US law firm Littler Mendelson and Washington lobbyists Prime Policy Group have launched an “employer-focused” group aimed at developing policy responses to the technology-induced displacement of employees, which it calls ‘TIDE,’ and concerns about protections for gig workers. Michael Lotito, who co-chairs Littler’s workplace policy institute, told Bloomberg Law that the gig economy drew comparisons with the 1930s when policymakers started to think about the kind of rules needed to govern a newly emerging workplace. Mr Lotito said, ‘We believe that we have to bring together not only companies but also government and other interested parties in order to figure this out.’
Automation in the workplace
The coalition comes as the Trump administration and lawmakers in Congress are examining how automation and artificial intelligence may replace workers in the workplace. As many as 375 million workers worldwide may need to change careers in the next 12 years due to automation, according to the McKinsey Global Institute. The firms said employers should 'take it upon themselves to work together to put themselves and their workers in the best possible position to prepare for the TIDE, adapting and adjusting to the sweeping changes that emerging technologies promise to bring.'

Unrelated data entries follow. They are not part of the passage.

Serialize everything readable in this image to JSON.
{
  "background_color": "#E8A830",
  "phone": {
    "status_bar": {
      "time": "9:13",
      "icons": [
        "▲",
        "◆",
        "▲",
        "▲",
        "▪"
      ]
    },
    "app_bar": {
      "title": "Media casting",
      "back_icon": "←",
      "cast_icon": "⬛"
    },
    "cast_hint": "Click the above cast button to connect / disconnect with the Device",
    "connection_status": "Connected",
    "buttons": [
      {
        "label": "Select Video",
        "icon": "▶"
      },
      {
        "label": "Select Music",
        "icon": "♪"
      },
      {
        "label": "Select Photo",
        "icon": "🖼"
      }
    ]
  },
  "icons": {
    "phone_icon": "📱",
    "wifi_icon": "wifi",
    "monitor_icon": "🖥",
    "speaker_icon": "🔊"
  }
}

The US Department of Labor (DOL) in the two years under President Trump has focused largely on apprenticeships as a way to give workers the skills that employers need today. Littler and Prime last year urged the DOL to join with other agencies to develop a strategic plan to train workers in automated systems and prepare for technology-based layoffs. The firms also issued a recent report raising concerns expressed by a wide array of research, advocacy, corporate, labour, and government groups about training workers for the new and different jobs that may be coming soon. The firms reference some of the potential policy responses to changes in the workplace, including a new legal classification for gig workers and universal basic income. But the report is largely intended to jump-start a conversation they say already is shifting policy in China, Japan, Germany, and other countries.